What is required: Find the lines below that contain the string "placeholder". Copy each one.

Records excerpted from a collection

○ ○ ○ ○ ○

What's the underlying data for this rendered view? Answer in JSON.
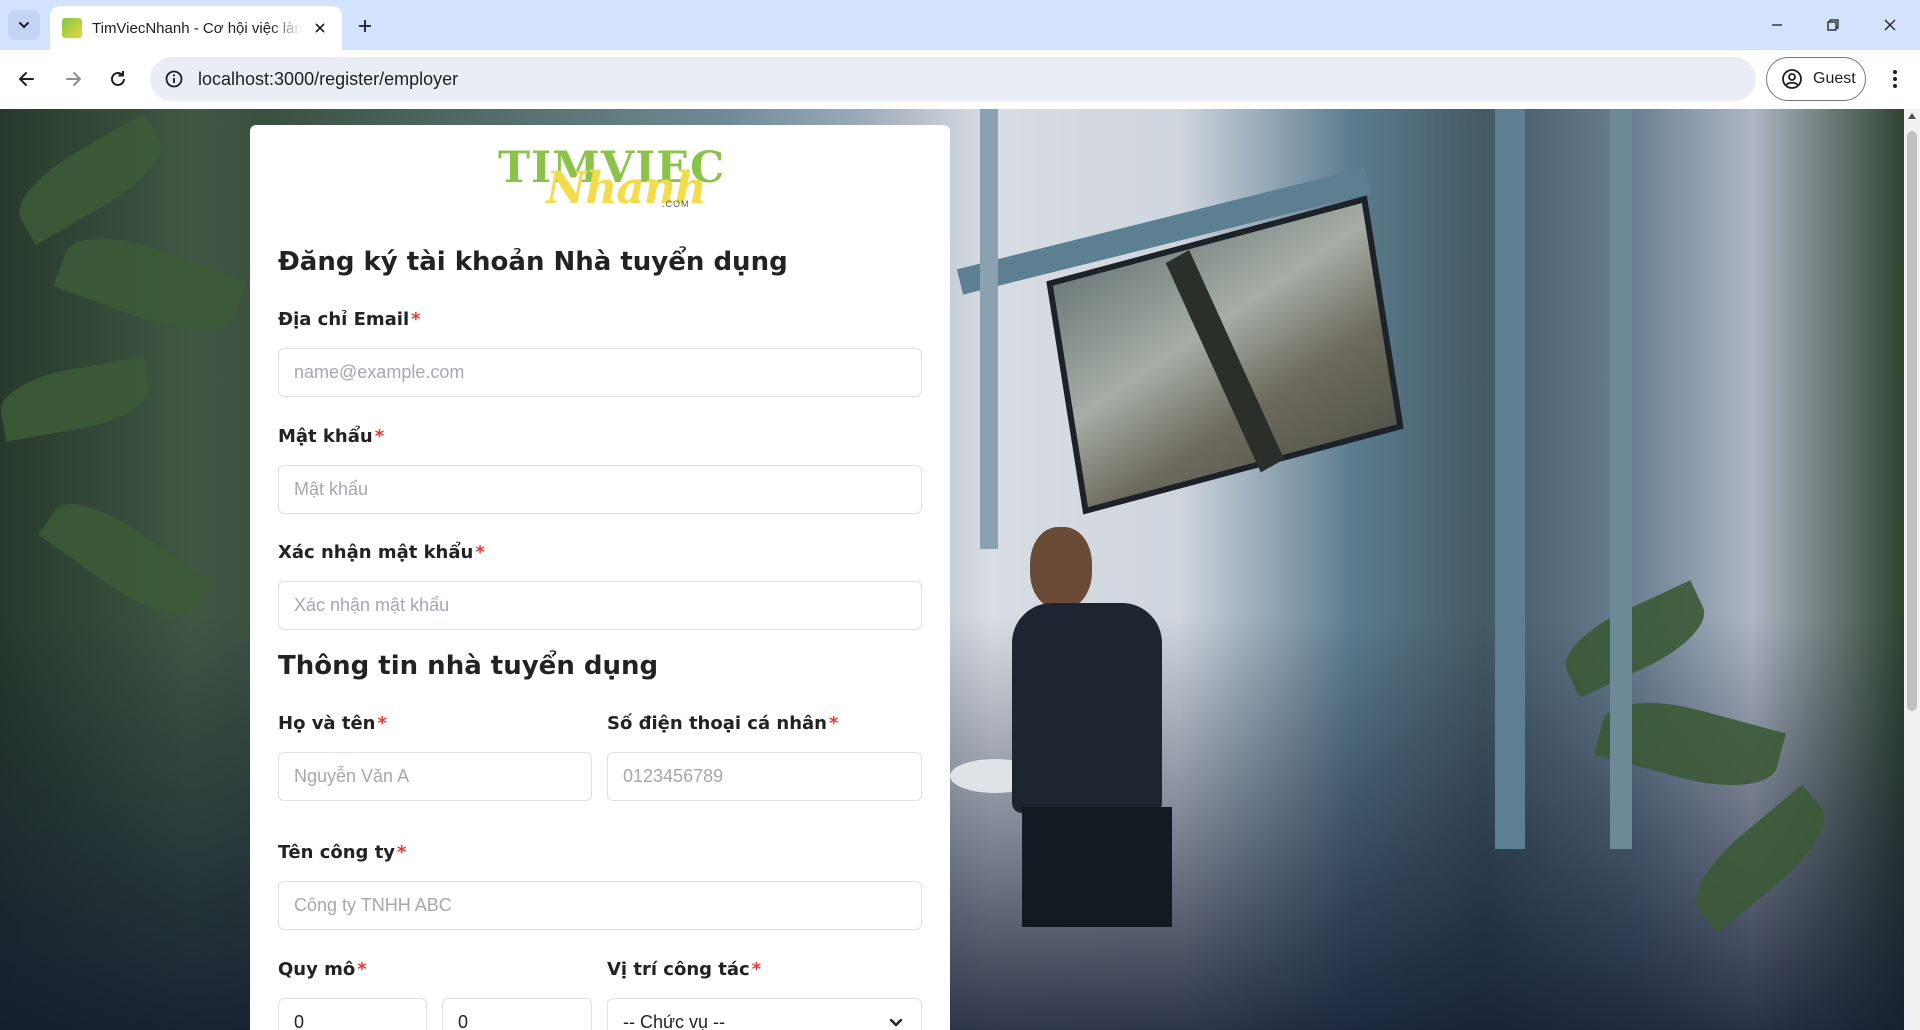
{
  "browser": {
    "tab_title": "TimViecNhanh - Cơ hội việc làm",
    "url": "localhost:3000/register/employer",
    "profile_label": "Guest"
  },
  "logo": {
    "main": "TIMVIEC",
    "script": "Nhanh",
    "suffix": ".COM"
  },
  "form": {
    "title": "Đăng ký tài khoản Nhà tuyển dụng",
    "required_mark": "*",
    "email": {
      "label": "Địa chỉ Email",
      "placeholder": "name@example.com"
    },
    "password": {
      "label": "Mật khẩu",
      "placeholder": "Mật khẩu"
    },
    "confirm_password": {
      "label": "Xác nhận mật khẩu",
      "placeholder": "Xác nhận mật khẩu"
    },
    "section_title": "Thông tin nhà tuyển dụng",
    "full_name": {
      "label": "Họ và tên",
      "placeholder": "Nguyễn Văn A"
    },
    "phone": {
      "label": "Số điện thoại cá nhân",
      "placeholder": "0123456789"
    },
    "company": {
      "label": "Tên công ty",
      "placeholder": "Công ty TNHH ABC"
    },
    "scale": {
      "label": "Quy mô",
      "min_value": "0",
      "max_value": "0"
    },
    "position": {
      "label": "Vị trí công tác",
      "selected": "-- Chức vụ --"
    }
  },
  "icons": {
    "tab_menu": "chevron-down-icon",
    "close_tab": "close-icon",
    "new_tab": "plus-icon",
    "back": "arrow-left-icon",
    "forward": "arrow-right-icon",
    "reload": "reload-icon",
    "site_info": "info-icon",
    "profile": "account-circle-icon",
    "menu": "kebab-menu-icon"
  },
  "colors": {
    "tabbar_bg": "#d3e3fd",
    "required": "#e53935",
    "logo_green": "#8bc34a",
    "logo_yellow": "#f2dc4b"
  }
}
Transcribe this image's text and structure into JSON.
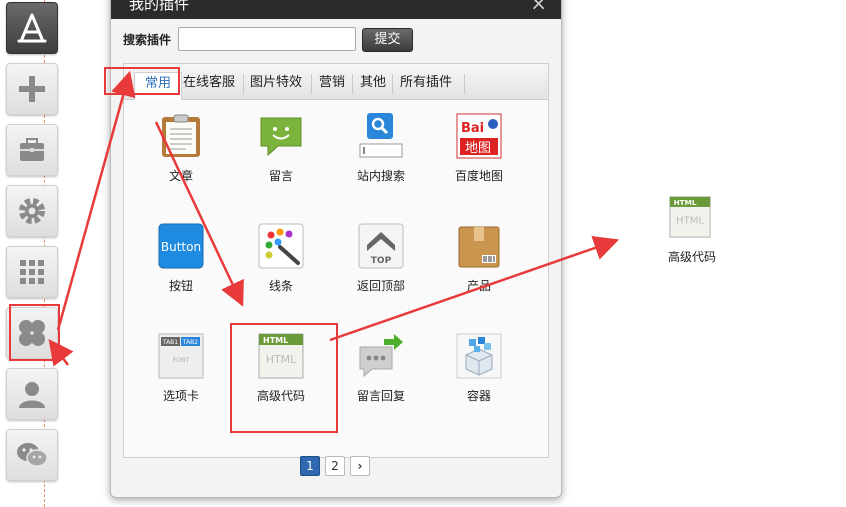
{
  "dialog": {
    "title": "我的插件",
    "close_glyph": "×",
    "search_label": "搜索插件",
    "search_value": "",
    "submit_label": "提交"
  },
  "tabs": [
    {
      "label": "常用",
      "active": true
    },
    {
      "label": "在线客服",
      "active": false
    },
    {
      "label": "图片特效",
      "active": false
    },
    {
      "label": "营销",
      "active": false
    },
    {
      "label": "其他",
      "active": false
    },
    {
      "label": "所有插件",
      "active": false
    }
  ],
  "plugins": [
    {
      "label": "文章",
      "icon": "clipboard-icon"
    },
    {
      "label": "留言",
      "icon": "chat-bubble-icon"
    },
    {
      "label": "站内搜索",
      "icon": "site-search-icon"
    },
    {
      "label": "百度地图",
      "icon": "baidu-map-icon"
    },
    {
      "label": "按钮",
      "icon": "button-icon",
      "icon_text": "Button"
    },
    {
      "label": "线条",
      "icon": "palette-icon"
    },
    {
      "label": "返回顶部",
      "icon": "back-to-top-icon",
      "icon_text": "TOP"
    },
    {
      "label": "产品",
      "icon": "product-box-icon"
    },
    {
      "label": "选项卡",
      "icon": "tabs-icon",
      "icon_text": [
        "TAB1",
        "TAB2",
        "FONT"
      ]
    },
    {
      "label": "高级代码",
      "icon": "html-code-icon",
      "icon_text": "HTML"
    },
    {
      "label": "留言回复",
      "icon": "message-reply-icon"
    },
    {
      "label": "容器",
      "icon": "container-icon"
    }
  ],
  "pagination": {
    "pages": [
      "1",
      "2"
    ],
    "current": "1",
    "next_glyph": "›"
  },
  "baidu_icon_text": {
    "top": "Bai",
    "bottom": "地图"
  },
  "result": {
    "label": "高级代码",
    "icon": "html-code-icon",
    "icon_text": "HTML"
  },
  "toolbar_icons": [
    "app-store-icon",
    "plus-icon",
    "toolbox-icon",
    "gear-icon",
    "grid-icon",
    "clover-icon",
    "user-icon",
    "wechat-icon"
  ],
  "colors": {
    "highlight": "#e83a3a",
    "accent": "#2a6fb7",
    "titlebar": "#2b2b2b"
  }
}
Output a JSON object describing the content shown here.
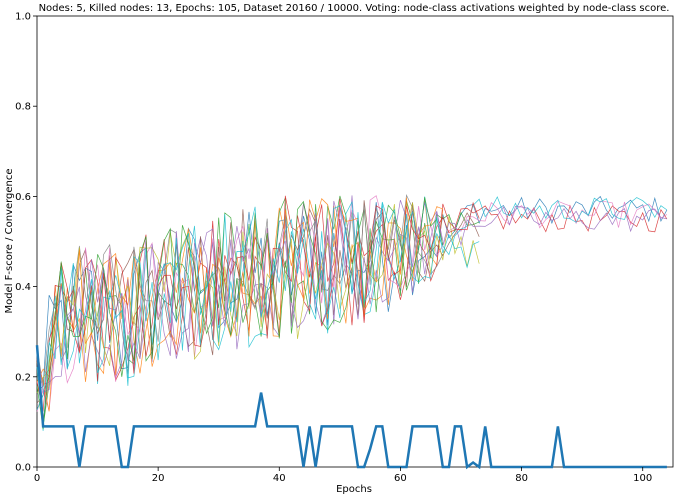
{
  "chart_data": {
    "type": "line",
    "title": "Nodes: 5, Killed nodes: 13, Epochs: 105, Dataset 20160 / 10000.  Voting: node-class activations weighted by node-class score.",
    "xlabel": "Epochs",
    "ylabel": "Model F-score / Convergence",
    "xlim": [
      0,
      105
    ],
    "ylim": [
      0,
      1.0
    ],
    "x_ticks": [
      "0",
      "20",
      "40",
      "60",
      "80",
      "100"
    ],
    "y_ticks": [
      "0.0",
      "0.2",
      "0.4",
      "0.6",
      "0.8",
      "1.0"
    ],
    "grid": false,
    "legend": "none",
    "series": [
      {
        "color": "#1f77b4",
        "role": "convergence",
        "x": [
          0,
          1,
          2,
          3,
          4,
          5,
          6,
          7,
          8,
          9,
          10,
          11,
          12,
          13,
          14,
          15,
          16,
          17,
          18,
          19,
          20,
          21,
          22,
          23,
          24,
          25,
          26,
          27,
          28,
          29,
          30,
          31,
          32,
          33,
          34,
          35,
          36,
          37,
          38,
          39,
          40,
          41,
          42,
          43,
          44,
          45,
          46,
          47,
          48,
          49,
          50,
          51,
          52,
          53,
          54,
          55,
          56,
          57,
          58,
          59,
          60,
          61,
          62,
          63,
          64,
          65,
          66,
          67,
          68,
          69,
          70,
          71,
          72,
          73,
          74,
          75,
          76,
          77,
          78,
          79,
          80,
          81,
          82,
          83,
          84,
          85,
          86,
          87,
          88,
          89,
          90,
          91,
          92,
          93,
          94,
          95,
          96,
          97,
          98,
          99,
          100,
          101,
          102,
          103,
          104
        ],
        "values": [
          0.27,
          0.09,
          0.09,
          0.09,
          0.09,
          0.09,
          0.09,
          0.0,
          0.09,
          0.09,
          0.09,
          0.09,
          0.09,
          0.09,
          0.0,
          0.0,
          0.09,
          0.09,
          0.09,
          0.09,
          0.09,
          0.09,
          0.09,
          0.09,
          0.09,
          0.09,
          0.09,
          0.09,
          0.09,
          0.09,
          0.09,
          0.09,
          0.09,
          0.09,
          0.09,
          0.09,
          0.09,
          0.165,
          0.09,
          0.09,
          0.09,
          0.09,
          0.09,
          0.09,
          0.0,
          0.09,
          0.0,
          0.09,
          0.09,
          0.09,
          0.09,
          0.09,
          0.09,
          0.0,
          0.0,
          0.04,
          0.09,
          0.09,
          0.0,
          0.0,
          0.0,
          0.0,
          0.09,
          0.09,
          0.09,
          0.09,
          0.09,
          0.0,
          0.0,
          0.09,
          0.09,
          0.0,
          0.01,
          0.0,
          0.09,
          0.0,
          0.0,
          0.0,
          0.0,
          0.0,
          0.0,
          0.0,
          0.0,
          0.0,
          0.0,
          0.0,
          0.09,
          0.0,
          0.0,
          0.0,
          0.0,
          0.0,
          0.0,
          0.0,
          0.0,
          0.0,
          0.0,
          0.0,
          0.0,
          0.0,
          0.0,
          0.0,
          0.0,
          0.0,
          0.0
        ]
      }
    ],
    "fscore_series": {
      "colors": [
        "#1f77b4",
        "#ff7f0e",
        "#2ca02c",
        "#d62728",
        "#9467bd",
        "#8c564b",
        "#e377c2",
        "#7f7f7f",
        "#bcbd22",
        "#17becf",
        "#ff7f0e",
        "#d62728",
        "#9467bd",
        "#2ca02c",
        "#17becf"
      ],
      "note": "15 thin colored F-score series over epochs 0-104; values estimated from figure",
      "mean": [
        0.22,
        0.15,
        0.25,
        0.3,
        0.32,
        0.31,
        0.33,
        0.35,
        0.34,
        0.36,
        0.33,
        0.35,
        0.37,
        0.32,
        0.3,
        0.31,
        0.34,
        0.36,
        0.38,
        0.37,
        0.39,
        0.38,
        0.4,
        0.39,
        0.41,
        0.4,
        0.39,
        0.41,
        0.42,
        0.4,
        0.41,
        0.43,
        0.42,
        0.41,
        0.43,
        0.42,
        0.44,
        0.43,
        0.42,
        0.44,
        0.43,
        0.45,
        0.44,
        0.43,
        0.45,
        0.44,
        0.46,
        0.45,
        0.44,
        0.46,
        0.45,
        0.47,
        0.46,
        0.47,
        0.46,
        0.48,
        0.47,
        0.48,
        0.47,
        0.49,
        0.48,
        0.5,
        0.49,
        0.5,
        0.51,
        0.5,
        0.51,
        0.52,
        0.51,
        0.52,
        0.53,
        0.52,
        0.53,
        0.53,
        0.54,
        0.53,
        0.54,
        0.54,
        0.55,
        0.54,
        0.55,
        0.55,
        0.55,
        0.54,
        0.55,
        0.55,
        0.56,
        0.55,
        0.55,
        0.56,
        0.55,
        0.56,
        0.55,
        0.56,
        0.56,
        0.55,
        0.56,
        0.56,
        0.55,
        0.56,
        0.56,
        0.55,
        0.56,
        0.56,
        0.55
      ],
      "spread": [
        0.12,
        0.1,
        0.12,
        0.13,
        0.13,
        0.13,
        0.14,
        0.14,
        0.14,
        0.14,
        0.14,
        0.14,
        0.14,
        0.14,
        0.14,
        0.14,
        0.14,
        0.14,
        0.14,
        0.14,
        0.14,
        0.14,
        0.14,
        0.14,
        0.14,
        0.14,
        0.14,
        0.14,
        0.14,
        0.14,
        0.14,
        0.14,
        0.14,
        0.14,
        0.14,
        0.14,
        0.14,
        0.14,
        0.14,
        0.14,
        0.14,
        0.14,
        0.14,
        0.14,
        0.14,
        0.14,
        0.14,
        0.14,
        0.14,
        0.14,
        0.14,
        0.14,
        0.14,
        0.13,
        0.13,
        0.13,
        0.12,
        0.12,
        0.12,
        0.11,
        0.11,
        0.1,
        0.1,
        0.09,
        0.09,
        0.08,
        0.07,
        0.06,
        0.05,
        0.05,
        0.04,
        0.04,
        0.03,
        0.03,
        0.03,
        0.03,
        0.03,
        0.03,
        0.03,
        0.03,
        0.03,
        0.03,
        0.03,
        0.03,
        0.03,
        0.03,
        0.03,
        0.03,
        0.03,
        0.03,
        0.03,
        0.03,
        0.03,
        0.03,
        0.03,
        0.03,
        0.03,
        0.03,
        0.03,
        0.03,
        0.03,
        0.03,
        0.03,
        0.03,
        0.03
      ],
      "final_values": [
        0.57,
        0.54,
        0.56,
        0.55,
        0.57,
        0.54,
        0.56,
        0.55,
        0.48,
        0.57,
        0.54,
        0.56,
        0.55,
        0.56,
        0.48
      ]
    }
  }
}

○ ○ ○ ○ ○

Task answer:
      "placeholder": "name@example.com"
      "placeholder": "Mật khẩu"
      "placeholder": "Xác nhận mật khẩu"
      "placeholder": "Nguyễn Văn A"
      "placeholder": "0123456789"
      "placeholder": "Công ty TNHH ABC"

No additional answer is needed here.